- By Region
The UK’s fast-growing towns, such as Reading and Aldershot, are suffering from a shortage of office space that could stunt the country’s future growth, a report has warned.
At the same time, weaker economies such as Bolton and Blackburn have seen the most growth in floorspace despite having feebler demand.
The Centre for Cities, backed by the British Council for Offices, said there was a “striking mismatch” between where offices were needed and where they were being built.
They found that eight of 10 fast-growing medium-sized towns and cities had seen below-average growth in office space over the past decade, including Cambridge, Oxford, Peterborough, Northampton, Cardiff and Milton Keynes. Only York and Crawley had seen above-average growth.
Across these towns and cities it costs on average 50 per cent per square metre more than the national average to lease an office for a year, but supply has not responded to demand.
The report says the shortfall has been caused partly by lack of land supply and planning approval, and partly because developers see big cities, with a larger pool of existing occupiers, as less risky than smaller fast-growth centres.

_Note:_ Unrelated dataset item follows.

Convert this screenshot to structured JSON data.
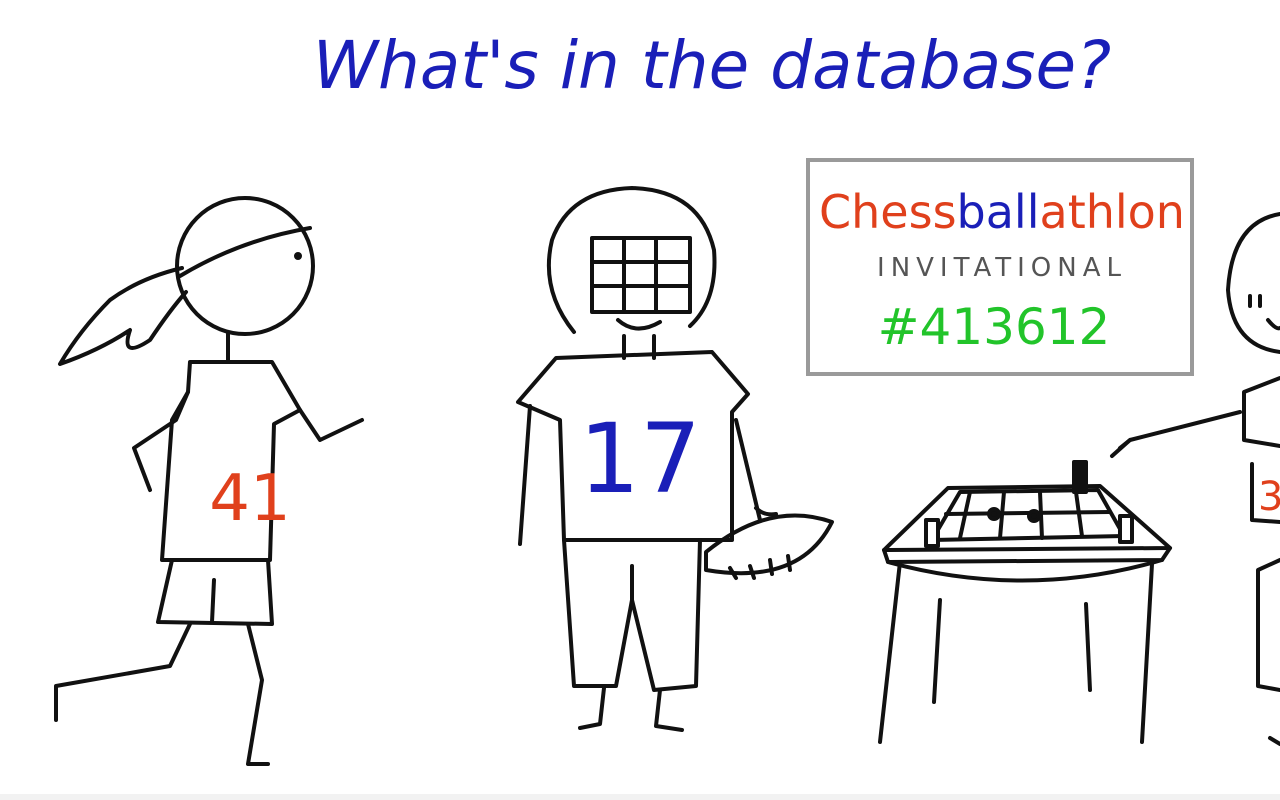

It urges towns and cities to work more closely with neighbouring authorities to maximise choice for developers and businesses, raise their profile with national property agents and work with existing businesses to assess future needs.
“Local government and the property industry must work together to address this issue as a priority,” said Andrew Carter, director of policy at the Centre for Cities.